=== Section Start ===

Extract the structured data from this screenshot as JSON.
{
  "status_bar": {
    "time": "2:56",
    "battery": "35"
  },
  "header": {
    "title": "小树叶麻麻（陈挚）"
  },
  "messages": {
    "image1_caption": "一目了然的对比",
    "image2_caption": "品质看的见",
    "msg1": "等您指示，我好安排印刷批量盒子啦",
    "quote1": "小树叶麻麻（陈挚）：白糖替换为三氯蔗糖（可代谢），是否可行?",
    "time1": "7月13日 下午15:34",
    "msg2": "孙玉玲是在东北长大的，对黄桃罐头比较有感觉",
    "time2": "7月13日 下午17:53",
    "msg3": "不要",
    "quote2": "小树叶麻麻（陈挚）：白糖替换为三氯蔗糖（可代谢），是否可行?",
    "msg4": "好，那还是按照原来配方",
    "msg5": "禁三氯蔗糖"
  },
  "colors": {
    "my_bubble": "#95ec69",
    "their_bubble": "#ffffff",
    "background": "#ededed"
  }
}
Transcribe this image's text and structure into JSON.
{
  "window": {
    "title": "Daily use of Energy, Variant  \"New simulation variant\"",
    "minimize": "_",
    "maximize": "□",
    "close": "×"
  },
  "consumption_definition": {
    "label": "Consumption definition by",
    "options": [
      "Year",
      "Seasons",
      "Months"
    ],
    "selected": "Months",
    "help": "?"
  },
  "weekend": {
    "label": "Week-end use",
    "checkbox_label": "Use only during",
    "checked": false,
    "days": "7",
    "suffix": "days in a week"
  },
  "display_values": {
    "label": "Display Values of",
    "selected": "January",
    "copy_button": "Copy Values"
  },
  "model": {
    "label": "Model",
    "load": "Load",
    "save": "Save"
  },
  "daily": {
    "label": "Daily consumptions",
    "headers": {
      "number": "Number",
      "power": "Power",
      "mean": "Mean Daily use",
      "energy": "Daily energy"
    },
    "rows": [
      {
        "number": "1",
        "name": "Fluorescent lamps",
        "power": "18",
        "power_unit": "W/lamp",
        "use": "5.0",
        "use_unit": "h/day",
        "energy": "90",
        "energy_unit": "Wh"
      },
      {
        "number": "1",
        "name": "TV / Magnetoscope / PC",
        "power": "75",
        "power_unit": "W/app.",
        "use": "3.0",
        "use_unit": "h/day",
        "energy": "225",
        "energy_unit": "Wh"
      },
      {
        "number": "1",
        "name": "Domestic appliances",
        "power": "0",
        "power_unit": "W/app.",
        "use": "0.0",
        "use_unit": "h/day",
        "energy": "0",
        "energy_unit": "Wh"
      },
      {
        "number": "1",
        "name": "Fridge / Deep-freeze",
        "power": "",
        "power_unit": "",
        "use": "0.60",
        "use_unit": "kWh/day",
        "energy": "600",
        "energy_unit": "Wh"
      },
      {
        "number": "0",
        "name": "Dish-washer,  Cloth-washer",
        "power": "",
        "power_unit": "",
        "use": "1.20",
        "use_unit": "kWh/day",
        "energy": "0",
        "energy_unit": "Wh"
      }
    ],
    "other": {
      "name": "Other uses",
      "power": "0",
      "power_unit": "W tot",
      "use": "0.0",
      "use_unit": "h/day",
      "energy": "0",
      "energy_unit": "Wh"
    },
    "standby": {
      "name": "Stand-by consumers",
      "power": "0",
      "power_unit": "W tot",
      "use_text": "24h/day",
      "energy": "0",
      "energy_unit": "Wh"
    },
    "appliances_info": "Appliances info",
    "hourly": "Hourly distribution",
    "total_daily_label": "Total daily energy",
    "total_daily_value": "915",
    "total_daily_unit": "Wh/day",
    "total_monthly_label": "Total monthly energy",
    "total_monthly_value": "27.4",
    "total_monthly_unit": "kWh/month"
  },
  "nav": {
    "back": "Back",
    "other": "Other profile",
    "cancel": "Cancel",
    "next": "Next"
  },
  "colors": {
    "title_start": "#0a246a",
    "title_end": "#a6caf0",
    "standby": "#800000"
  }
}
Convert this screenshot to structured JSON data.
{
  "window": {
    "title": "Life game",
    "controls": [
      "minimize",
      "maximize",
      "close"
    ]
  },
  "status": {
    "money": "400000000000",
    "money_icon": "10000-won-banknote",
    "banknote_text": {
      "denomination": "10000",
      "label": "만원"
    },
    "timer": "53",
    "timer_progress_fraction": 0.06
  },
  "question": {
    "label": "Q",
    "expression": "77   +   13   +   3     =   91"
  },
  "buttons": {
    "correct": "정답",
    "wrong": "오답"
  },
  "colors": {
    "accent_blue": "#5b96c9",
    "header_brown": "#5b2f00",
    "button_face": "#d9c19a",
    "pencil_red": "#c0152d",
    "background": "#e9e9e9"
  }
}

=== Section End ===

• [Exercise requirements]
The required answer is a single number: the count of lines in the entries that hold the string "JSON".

• [Answer for this exercise]
3